3 pillars supporting corporate governance • Regulation (SEC/SET) • Market discipline (SRI) • Self-restraint ( firm-level corporate conduct code)
Regulations • Many legal loopholes exist (definition of connected transactions, connected persons, definition of price manipulation, lack of regulatory authority to demand disclosure of UBOs) • legal procedures not conducive to prosecution (criminal sanctions only, reliance on police force for investigation and attorney forto file a lawsuit) • legal amendments in the pipeline. • The SEC had resorted to preventive measures and administrative sanctions.
Regulations • Examples of preventive measures for connected transactions: requirements for submission of transactions that received shareholders resolutions, review of connected transactions and auditors’ reports. • For illegal operation through nominees: “know your customer (KYC) & customer due diligence (CDD) requirement for brokers” • Example of administrative sanctions: fines and black-listing.
Regulations • Shortcomings of administrative measures: lack of transparency, social sanctions, market discipline, case precedence and prone to discriminatory treatment
Regulations • SET imposes many regulations governing disclosures and board structure -- i.e., audit committee, independent directors, governance assessment and shareholders’ resolution required for large connected transactions . • Shortcomings of SET measures: no clear penalties.
Market-discipline • corporate governance rating (by TRIS) • good governance awards, disclosure awards, popular awards. • reduction in fees and compensation for rating fees. • But too few companies participated. • Establishment of Institutional Investor Club and Investor Association. • IIC still has no investment criteria and IA lacks personnel to pursue governance work
Self-restraint • Only a handful of Thai companies have governance code. According to Corporate Governance Report of Thai Listed Companies 2005” 3/4 of surveyed listed companies explicitly mentioned obligations to shareholders 2/3 mentioned obligations to customers < 1/3 mention safety and welfare of employees 1/5 mentioned environmental issues and compliance in their public communications
3. Economic, political and Social Challenges • Lack of law enforcement means CSR does NOT pay (although according to Corporate Governance Report of Thai Listed Companies 2005 – firms with higher governance scores performed better) • Certain government policies inconsistent with good corporate governance (Foreign business Act, Minister’s Equity Share act,etc.) • Culture of patronage contribute to widespread use of nominees.
Major Obstacles to Business Growth A Survey on Corruption and Bribery in the Business Sector : University of Thai Chamber of Commerce, 2000
Economic, political and Social Challenges • Limited long-term investment and active institutional investors means Socially Responsible Investment is RARE. (12% Institutional investor) • Lack of regulatory independence • government political agenda versus SEC’s regulatory agenda • investigation in cases involving politicians or large companies with strong political connections
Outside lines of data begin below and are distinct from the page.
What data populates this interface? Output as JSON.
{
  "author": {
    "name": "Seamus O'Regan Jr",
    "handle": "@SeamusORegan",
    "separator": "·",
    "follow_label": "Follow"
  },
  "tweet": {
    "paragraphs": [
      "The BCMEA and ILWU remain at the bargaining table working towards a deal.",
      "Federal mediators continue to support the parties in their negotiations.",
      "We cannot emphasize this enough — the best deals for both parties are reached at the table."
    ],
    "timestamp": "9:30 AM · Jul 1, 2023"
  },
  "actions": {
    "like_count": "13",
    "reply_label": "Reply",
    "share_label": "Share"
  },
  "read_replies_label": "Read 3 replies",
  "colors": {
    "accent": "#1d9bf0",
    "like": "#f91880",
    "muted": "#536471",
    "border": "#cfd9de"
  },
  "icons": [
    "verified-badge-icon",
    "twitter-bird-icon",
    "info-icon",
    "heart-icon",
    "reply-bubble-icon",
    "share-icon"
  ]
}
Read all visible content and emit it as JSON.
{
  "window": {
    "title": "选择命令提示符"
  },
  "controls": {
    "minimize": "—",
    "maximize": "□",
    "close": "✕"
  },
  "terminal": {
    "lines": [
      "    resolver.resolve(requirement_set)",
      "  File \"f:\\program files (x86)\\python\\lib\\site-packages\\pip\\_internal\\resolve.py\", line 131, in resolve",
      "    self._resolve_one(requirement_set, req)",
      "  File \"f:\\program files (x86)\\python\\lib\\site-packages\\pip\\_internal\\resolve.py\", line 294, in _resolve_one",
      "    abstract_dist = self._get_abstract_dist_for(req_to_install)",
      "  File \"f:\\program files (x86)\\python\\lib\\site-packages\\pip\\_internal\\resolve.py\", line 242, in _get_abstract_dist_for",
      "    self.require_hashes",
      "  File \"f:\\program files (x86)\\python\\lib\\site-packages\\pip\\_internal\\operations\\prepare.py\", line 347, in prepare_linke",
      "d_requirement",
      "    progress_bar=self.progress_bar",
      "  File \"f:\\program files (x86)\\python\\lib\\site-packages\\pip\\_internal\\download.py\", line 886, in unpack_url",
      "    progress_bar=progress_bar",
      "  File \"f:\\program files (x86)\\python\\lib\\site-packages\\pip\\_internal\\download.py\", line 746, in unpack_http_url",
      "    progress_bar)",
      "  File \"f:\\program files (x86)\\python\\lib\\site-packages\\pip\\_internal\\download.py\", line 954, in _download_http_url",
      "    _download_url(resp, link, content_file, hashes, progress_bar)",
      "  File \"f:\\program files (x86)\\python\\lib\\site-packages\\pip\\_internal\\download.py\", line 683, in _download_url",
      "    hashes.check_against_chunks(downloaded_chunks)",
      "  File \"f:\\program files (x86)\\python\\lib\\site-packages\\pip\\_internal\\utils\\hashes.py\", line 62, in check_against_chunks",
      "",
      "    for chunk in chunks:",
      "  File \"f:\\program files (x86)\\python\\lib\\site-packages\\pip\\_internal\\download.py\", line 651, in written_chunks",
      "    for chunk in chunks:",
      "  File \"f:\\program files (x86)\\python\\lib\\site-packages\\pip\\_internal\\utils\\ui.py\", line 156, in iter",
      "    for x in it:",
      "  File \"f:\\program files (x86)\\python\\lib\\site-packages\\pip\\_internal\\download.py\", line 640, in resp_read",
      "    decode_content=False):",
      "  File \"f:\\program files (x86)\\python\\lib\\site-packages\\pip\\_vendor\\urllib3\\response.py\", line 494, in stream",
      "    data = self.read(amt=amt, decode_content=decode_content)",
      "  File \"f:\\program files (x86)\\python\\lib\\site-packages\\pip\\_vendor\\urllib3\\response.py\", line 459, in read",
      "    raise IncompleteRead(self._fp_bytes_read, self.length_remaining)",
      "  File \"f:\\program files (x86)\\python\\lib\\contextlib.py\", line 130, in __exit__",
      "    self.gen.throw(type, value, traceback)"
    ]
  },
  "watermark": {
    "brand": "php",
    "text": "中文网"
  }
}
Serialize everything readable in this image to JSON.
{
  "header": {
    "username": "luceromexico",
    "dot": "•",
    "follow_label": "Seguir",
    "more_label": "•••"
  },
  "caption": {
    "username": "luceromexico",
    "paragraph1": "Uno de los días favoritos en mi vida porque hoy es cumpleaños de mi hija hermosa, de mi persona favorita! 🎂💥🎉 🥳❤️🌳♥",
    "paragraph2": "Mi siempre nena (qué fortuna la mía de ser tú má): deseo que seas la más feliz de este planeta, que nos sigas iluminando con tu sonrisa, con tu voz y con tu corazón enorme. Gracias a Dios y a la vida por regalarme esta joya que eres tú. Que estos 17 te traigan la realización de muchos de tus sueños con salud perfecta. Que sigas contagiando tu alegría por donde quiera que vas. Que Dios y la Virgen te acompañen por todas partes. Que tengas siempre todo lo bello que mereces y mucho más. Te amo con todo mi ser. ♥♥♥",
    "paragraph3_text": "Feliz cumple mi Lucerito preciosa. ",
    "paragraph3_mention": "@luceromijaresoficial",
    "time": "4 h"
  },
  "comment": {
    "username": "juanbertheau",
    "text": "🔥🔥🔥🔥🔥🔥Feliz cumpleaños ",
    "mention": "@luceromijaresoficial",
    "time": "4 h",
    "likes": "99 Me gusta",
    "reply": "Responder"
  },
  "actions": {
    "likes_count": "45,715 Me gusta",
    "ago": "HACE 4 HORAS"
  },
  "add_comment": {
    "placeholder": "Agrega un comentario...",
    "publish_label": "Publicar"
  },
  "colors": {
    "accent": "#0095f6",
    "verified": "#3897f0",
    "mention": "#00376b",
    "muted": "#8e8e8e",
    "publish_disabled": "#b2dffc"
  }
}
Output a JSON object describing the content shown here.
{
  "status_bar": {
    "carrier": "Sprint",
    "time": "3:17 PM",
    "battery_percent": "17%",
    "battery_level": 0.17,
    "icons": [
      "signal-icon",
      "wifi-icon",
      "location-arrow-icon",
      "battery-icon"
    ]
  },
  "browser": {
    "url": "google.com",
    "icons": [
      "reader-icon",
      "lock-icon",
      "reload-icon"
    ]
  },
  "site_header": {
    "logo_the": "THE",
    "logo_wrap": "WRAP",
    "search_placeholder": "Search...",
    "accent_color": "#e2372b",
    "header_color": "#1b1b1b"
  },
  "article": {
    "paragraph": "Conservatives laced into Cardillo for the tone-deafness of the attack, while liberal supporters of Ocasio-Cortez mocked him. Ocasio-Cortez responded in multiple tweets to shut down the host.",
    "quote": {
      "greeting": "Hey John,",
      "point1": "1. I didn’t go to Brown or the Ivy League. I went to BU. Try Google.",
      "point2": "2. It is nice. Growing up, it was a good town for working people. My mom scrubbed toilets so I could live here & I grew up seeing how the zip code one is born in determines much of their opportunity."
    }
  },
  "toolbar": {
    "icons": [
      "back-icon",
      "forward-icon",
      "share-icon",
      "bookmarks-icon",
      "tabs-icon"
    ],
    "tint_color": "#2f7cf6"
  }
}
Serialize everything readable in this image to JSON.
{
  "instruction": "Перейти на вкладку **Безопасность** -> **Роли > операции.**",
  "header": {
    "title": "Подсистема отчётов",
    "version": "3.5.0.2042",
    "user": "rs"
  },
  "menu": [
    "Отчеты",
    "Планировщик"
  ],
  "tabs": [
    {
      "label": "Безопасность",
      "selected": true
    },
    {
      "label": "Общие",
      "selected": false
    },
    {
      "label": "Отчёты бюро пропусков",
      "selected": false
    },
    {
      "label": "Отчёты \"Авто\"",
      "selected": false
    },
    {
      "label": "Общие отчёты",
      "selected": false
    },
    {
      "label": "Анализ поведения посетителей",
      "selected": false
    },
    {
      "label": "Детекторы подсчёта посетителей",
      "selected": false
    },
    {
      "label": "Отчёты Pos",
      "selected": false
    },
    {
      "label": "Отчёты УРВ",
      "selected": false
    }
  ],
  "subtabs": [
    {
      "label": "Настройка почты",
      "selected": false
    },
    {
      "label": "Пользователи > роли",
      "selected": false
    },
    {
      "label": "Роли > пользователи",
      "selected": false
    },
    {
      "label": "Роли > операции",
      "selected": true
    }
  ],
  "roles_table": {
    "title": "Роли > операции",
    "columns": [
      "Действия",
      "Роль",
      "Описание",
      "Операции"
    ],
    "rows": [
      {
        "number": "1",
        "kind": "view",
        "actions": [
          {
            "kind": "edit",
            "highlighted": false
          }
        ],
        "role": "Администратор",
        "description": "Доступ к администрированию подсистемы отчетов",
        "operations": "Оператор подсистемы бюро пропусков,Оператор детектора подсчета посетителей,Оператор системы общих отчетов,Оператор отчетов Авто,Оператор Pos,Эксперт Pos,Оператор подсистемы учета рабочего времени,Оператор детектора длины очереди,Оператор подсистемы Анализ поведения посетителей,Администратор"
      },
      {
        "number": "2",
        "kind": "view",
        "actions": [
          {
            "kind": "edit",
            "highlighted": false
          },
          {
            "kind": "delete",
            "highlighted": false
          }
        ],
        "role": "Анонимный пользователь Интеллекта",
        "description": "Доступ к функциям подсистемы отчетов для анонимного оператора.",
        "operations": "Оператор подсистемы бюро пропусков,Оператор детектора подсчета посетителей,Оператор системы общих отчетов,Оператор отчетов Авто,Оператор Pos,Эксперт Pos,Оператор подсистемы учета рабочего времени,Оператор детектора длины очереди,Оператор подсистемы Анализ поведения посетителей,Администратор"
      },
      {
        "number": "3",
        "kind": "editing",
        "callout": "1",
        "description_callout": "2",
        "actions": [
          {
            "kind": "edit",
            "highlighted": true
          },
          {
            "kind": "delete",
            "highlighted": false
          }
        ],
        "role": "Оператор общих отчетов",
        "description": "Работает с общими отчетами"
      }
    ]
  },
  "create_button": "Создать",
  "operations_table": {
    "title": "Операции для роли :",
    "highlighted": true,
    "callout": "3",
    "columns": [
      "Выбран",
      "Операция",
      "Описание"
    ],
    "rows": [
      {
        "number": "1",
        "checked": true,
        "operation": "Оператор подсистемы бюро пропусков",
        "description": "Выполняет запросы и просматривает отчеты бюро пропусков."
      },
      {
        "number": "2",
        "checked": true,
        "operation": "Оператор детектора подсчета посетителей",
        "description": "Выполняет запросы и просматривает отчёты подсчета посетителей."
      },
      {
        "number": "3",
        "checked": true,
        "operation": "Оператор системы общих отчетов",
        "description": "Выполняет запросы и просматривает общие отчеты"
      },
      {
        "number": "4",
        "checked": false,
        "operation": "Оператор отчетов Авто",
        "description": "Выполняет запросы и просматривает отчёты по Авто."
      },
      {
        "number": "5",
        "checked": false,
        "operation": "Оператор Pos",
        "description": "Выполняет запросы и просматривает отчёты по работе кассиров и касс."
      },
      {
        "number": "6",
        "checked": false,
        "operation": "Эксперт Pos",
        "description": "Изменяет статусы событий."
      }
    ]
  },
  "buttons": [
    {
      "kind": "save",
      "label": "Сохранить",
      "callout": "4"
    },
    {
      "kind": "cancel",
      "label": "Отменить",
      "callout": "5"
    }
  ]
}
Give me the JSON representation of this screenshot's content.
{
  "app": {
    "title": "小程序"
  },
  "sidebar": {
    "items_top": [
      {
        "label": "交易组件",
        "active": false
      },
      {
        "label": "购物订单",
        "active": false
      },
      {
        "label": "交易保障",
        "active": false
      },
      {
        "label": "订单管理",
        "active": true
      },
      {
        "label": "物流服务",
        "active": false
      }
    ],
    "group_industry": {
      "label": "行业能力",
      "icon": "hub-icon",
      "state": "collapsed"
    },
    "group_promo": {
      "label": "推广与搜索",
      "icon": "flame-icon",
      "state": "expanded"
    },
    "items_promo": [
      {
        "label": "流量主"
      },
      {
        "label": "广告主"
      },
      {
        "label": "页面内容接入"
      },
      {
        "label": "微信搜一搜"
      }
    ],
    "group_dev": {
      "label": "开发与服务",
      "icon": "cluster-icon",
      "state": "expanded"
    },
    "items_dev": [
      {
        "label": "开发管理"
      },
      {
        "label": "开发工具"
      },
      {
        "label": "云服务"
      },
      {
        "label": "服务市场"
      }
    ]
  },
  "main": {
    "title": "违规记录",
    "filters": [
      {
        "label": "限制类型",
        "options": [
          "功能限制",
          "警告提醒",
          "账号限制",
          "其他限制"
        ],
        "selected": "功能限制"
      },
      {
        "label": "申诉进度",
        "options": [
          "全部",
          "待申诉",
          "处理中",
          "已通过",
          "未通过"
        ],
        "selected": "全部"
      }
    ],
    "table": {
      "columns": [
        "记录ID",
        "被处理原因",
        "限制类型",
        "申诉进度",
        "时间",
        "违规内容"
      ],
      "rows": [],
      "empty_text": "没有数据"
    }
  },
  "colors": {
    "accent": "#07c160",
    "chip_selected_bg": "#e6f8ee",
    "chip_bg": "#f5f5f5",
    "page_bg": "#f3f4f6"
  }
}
Economic, political and Social Challenges • More recently, boycotting and social pressures, rather than SRI, are playing increasing role in fostering CSR .
4. Conclusion • Independence of regulatory body and legal amendments are crucial for effective law enforcement. • SEC’s authority should be broadened with respect to prosecution and identification of UBOs. • “soft measures” can go a long way in regulation and in promotion of self-discipline, but has limited bite. • Market-discipline requires (1) disclosures of corporate misconduct and abuses and (2) SRI
4. Conclusion • In the absence of market-discipline, the task will inevitably fall heavily on SEC and SET. • SRI to be spearheaded by large state pension and investment funds. • NGOs and civil society can play very important roles in providing “social discipline” where regulatory oversight and SRI are absent or ineffective.